  • We're still utilizing the [Route] and [HttpGet] attributes available to our controllers thanks to the Microsoft.AspNetCore.Mvc namespace
  • We're inheriting from the BaseEndpoint<TResponse> class that ApiEndpoints provides for us, signaling on application startup that this is, in fact, a controller in disguise and will be treated just like a regular old ASP.NET Core controller
  • BaseEndpoint<TResponse> is an abstract class with a single method exposed for us to override in Handle() that an ActionResult<TResponse> type, akin to action methods from within a controller
  • If we follow the inheritance chain of BaseEndpoint, or any of its derivatives with higher order arity (thanks for the vocab upgrade in my personal arsenal, Jon Skeet) in BaseEndpoint<TResponse> or BaseEndpoint<TRequest, TResponse>, we see the base type ultimately pointing to ASP.NET Core's ControllerBase type, solving the mystery as to why we have access to all the ASP.NET Core attributes and types in endpoints

We have a single named route thanks to the [Route(Routes.WeatherUri])] attribute, where I've defined Routes.cs at the root of our Features folder below:

Features/Routes.cs

namespace DecoupledControllersWithApiEndpoints.Features.Beers
{
    public static class Routes
    {
        public const string WeatherUri = "api/weather";
    }
}

While most likely unnecessary for our small demo application, I find it helpful to have a single place containing our API routes for reference in other parts of our apps, should we need them. We'll add to this a bit later, but for now, this should suffice.

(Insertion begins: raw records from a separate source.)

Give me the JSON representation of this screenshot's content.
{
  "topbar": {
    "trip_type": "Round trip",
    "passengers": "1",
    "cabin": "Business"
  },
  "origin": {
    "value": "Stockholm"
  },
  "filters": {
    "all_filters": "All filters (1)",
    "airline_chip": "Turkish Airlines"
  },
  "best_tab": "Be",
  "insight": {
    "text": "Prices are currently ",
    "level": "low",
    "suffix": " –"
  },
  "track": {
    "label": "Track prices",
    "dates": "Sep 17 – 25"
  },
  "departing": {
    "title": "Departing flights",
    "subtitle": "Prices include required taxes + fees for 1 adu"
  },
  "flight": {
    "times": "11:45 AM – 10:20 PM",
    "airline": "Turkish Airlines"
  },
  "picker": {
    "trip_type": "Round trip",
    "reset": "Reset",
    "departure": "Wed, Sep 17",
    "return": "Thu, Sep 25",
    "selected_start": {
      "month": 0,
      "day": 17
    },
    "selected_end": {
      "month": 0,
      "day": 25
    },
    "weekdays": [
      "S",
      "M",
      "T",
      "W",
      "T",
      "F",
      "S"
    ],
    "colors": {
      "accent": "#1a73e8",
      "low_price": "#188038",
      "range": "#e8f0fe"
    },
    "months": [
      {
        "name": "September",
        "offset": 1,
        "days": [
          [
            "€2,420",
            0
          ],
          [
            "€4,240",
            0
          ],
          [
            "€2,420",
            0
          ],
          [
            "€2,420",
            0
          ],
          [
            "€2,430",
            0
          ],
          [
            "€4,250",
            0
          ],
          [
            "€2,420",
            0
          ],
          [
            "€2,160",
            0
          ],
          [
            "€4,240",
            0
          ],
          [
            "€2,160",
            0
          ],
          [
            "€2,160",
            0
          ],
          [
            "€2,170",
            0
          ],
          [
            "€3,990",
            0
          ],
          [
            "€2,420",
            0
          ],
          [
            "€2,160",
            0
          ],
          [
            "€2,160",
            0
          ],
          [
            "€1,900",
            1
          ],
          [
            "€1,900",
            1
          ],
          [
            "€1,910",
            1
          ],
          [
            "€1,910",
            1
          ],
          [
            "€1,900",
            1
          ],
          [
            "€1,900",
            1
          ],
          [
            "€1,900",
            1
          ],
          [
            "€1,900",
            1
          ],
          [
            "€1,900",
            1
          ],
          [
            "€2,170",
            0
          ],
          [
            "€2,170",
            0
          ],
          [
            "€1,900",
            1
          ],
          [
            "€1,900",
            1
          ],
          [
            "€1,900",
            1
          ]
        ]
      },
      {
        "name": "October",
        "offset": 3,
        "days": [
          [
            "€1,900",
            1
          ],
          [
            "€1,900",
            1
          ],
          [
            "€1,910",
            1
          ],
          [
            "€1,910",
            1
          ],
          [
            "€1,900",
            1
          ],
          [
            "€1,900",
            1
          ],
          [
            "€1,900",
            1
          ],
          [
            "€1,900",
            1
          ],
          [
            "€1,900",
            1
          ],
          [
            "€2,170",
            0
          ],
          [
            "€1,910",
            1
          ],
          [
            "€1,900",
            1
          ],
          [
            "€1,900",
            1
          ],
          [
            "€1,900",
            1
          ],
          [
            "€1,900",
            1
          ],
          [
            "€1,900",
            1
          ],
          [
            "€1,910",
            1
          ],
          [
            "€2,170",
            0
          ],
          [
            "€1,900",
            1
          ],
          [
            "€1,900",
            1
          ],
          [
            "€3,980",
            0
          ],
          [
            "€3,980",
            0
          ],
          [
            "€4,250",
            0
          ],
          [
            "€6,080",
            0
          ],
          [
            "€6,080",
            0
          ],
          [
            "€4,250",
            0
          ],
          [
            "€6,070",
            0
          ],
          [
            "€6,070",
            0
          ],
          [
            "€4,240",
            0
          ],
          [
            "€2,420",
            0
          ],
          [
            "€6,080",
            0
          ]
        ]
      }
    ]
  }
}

Let's spin up our application now using F5, or hitting a dotnet run in the terminal, and using Postman (or your favorite web request utility), let's send a request to https://localhost:5001/api/weather and examine the response:

[
    {
        "date": "2020-09-23T12:52:27.408507-07:00",
        "temperatureC": 6,
        "temperatureF": 42,
        "summary": "Mild"
    },
    {
        "date": "2020-09-24T12:52:27.408951-07:00",
        "temperatureC": -19,
        "temperatureF": -2,
        "summary": "Freezing"
    },

    // ...and several other random forecasts
]

Thanks to the rng we've built into our forecast generator, your response will look a bit different than mine, but let's not gloss over the fact that we've just performed a complete request/response cycle within our API without using a controller!